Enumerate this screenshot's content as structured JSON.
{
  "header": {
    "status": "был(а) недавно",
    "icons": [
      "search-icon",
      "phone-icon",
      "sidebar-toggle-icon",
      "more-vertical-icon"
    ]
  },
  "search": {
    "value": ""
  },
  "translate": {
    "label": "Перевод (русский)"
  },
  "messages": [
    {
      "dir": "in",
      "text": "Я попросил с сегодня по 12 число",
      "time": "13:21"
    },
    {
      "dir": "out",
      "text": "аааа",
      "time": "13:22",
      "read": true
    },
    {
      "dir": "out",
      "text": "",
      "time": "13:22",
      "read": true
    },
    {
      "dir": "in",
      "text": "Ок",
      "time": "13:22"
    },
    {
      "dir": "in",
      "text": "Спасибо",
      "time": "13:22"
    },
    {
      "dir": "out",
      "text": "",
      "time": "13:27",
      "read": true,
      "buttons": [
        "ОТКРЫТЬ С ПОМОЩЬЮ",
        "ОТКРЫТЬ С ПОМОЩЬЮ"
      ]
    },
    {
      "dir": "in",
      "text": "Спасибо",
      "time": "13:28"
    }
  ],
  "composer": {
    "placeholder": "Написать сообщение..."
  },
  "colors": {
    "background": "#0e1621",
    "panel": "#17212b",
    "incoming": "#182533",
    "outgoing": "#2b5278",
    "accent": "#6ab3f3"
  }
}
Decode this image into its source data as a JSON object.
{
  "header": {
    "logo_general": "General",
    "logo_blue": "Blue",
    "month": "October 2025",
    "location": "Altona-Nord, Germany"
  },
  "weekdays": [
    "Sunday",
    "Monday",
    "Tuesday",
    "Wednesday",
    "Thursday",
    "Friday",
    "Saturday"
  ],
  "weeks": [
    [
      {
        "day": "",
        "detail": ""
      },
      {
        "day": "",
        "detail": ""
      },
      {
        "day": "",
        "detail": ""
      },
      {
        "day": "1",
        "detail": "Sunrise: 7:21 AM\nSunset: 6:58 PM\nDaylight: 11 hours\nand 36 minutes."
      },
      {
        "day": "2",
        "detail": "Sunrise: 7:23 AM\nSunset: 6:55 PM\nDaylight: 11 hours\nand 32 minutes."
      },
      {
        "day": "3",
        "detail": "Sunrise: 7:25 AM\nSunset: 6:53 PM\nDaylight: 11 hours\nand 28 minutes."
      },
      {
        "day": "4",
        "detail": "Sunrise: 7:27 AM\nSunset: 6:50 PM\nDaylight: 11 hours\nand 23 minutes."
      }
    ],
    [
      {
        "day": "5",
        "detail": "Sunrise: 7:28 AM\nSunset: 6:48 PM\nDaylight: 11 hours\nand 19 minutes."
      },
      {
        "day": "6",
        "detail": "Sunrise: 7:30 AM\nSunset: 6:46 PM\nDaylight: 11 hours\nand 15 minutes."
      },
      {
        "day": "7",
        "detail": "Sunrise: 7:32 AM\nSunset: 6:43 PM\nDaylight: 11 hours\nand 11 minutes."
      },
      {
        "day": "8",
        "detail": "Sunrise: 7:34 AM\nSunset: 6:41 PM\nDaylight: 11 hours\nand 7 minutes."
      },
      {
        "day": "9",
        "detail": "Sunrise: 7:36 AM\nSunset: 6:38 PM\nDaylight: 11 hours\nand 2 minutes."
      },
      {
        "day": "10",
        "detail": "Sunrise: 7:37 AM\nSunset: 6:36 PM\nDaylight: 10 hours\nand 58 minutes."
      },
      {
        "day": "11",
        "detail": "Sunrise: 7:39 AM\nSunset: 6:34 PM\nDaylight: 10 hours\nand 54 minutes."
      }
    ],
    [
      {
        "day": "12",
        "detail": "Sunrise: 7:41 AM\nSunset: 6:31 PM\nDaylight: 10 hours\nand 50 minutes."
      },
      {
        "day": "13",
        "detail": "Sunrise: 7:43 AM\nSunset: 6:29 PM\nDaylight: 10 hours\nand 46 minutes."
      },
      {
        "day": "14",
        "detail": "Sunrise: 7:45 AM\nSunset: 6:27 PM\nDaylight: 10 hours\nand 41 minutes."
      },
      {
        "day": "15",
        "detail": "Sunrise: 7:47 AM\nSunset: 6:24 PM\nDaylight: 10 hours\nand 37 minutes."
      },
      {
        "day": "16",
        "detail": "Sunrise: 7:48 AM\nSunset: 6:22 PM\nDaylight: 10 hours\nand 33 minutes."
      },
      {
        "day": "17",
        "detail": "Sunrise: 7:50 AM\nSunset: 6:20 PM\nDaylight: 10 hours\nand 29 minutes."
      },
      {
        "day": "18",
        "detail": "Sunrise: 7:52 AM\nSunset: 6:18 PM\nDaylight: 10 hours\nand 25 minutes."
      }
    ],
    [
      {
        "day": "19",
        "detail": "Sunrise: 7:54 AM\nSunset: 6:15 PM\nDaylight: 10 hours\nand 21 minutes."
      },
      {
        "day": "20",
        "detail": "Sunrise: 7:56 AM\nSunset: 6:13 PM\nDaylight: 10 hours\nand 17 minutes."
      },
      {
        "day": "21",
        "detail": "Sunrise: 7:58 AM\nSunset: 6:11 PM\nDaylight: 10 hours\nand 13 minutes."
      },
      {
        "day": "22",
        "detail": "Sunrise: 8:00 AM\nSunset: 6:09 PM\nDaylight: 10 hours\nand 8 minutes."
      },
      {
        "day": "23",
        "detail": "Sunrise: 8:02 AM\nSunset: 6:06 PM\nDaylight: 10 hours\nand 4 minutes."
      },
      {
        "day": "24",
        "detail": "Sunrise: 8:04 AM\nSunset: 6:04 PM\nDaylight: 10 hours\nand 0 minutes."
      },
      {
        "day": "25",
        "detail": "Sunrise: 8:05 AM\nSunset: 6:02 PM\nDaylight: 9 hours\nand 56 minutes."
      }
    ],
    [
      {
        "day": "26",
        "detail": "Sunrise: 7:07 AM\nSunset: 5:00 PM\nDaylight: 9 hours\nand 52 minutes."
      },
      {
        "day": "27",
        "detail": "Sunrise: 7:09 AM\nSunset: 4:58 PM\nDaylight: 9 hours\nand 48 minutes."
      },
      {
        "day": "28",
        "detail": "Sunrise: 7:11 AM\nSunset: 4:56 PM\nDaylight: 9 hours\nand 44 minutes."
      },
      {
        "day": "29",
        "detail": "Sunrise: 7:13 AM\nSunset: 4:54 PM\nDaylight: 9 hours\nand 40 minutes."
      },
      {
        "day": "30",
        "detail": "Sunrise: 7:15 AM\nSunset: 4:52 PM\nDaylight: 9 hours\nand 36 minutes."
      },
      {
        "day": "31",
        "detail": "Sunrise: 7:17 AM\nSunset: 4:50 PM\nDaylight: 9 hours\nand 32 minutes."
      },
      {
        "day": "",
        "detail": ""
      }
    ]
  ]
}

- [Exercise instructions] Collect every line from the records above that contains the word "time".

- [Answer to this task]
      "time": "13:21"
      "time": "13:22",
      "time": "13:22",
      "time": "13:22"
      "time": "13:22"
      "time": "13:27",
      "time": "13:28"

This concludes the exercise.